◆ **Data to use**
★ ★ ★

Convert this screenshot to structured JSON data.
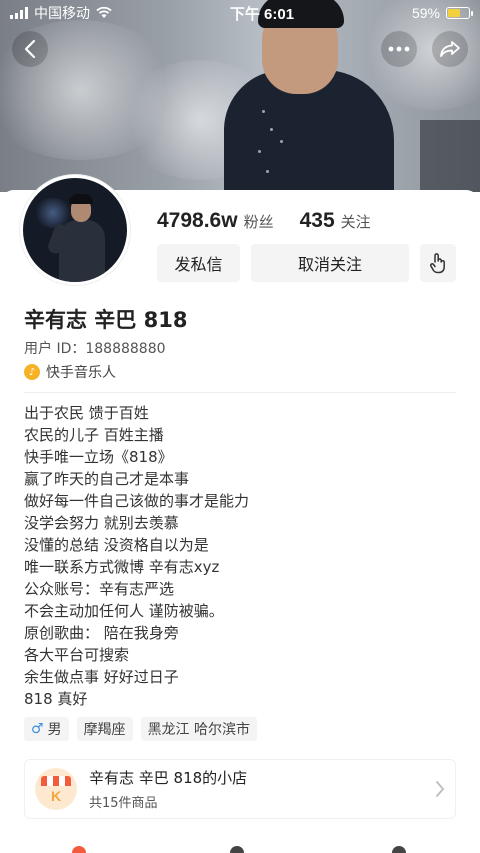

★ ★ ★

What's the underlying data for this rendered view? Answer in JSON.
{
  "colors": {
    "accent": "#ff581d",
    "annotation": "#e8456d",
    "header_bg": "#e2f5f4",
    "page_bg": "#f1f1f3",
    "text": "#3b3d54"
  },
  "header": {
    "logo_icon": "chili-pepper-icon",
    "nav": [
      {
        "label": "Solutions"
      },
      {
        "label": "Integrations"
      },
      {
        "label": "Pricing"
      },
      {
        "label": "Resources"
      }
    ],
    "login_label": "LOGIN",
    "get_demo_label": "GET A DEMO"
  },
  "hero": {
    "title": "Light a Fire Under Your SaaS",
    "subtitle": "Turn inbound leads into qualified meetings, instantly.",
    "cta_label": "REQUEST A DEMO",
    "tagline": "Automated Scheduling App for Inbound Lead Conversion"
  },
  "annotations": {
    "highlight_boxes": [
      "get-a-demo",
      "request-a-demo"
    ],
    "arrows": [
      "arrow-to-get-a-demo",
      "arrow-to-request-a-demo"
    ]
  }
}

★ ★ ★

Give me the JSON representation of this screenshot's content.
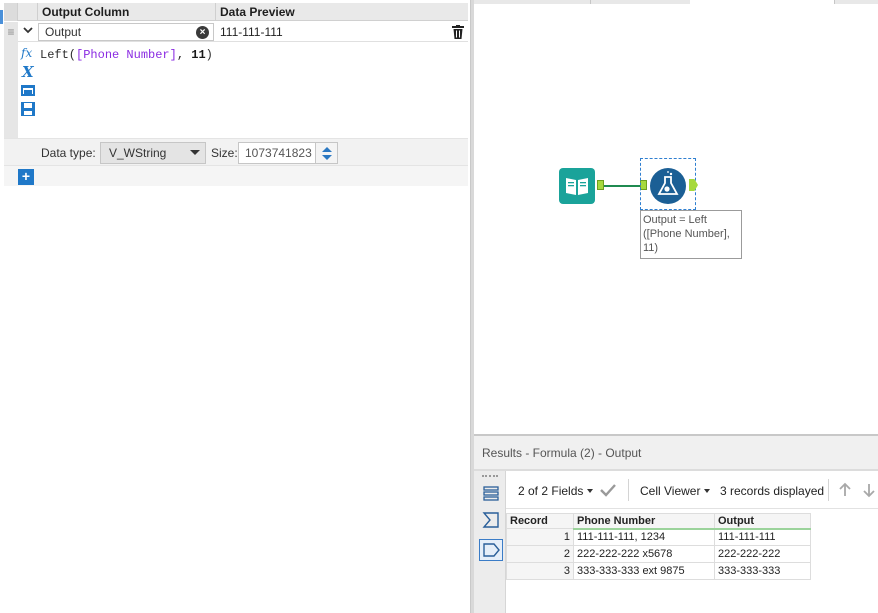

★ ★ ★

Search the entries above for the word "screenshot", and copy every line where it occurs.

Convert this screenshot to structured JSON data.
Give me the JSON representation of this screenshot's content.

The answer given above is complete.